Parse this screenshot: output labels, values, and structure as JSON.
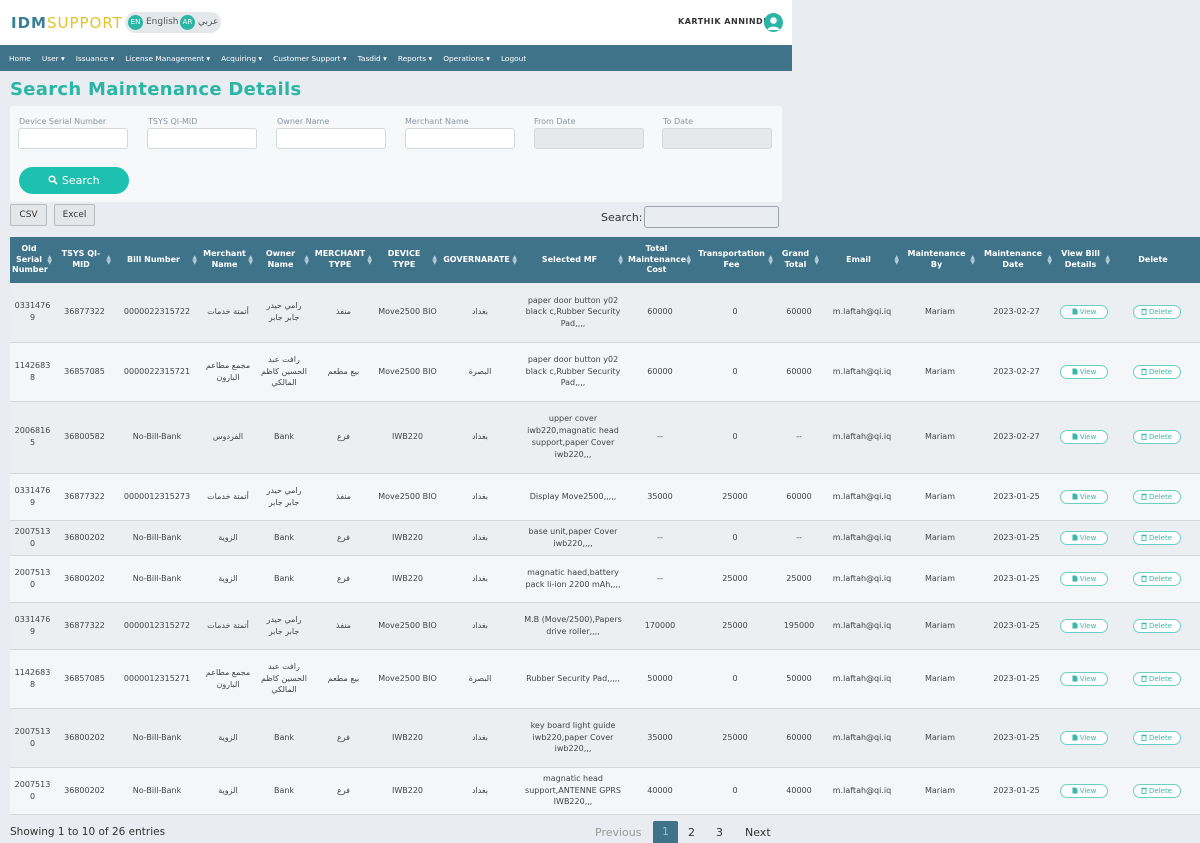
{
  "header": {
    "logo_part1": "IDM",
    "logo_part2": "SUPPORT",
    "lang_en_code": "EN",
    "lang_en_label": "English",
    "lang_ar_code": "AR",
    "lang_ar_label": "عربي",
    "user_name": "KARTHIK ANNINDLA"
  },
  "nav": {
    "items": [
      "Home",
      "User ▾",
      "Issuance ▾",
      "License Management ▾",
      "Acquiring ▾",
      "Customer Support ▾",
      "Tasdid ▾",
      "Reports ▾",
      "Operations ▾",
      "Logout"
    ]
  },
  "page": {
    "title": "Search Maintenance Details"
  },
  "form": {
    "labels": [
      "Device Serial Number",
      "TSYS QI-MID",
      "Owner Name",
      "Merchant Name",
      "From Date",
      "To Date"
    ],
    "search_label": "Search"
  },
  "table_tools": {
    "csv_label": "CSV",
    "excel_label": "Excel",
    "search_label": "Search:"
  },
  "table": {
    "columns": [
      "Old Serial Number",
      "TSYS QI-MID",
      "Bill Number",
      "Merchant Name",
      "Owner Name",
      "MERCHANT TYPE",
      "DEVICE TYPE",
      "GOVERNARATE",
      "Selected MF",
      "Total Maintenance Cost",
      "Transportation Fee",
      "Grand Total",
      "Email",
      "Maintenance By",
      "Maintenance Date",
      "View Bill Details",
      "Delete"
    ],
    "view_label": "View",
    "delete_label": "Delete",
    "rows": [
      [
        "03314769",
        "36877322",
        "0000022315722",
        "أتمتة خدمات",
        "رامي حيدر جابر جابر",
        "منفذ",
        "Move2500 BIO",
        "بغداد",
        "paper door button y02 black c,Rubber Security Pad,,,,",
        "60000",
        "0",
        "60000",
        "m.laftah@qi.iq",
        "Mariam",
        "2023-02-27"
      ],
      [
        "11426838",
        "36857085",
        "0000022315721",
        "مجمع مطاعم البارون",
        "رافت عبد الحسين كاظم المالكي",
        "بيع مطعم",
        "Move2500 BIO",
        "البصرة",
        "paper door button y02 black c,Rubber Security Pad,,,,",
        "60000",
        "0",
        "60000",
        "m.laftah@qi.iq",
        "Mariam",
        "2023-02-27"
      ],
      [
        "20068165",
        "36800582",
        "No-Bill-Bank",
        "الفردوس",
        "Bank",
        "فرع",
        "IWB220",
        "بغداد",
        "upper cover iwb220,magnatic head support,paper Cover iwb220,,,",
        "--",
        "0",
        "--",
        "m.laftah@qi.iq",
        "Mariam",
        "2023-02-27"
      ],
      [
        "03314769",
        "36877322",
        "0000012315273",
        "أتمتة خدمات",
        "رامي حيدر جابر جابر",
        "منفذ",
        "Move2500 BIO",
        "بغداد",
        "Display Move2500,,,,,",
        "35000",
        "25000",
        "60000",
        "m.laftah@qi.iq",
        "Mariam",
        "2023-01-25"
      ],
      [
        "20075130",
        "36800202",
        "No-Bill-Bank",
        "الزوية",
        "Bank",
        "فرع",
        "IWB220",
        "بغداد",
        "base unit,paper Cover iwb220,,,,",
        "--",
        "0",
        "--",
        "m.laftah@qi.iq",
        "Mariam",
        "2023-01-25"
      ],
      [
        "20075130",
        "36800202",
        "No-Bill-Bank",
        "الزوية",
        "Bank",
        "فرع",
        "IWB220",
        "بغداد",
        "magnatic haed,battery pack li-ion 2200 mAh,,,,",
        "--",
        "25000",
        "25000",
        "m.laftah@qi.iq",
        "Mariam",
        "2023-01-25"
      ],
      [
        "03314769",
        "36877322",
        "0000012315272",
        "أتمتة خدمات",
        "رامي حيدر جابر جابر",
        "منفذ",
        "Move2500 BIO",
        "بغداد",
        "M.B (Move/2500),Papers drive roller,,,,",
        "170000",
        "25000",
        "195000",
        "m.laftah@qi.iq",
        "Mariam",
        "2023-01-25"
      ],
      [
        "11426838",
        "36857085",
        "0000012315271",
        "مجمع مطاعم البارون",
        "رافت عبد الحسين كاظم المالكي",
        "بيع مطعم",
        "Move2500 BIO",
        "البصرة",
        "Rubber Security Pad,,,,,",
        "50000",
        "0",
        "50000",
        "m.laftah@qi.iq",
        "Mariam",
        "2023-01-25"
      ],
      [
        "20075130",
        "36800202",
        "No-Bill-Bank",
        "الزوية",
        "Bank",
        "فرع",
        "IWB220",
        "بغداد",
        "key board light guide iwb220,paper Cover iwb220,,,",
        "35000",
        "25000",
        "60000",
        "m.laftah@qi.iq",
        "Mariam",
        "2023-01-25"
      ],
      [
        "20075130",
        "36800202",
        "No-Bill-Bank",
        "الزوية",
        "Bank",
        "فرع",
        "IWB220",
        "بغداد",
        "magnatic head support,ANTENNE GPRS IWB220,,,",
        "40000",
        "0",
        "40000",
        "m.laftah@qi.iq",
        "Mariam",
        "2023-01-25"
      ]
    ]
  },
  "footer": {
    "entries_text": "Showing 1 to 10 of 26 entries",
    "prev_label": "Previous",
    "pages": [
      "1",
      "2",
      "3"
    ],
    "next_label": "Next"
  },
  "colors": {
    "accent": "#2ab5a5",
    "nav_bg": "#3f7389",
    "logo_yellow": "#e3c32a"
  },
  "icons": {
    "search_button": "search-icon",
    "view_button": "file-icon",
    "delete_button": "trash-icon",
    "sort": "sort-icon",
    "user": "user-avatar-icon"
  }
}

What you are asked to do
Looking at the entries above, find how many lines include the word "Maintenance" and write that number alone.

Exercise solution
4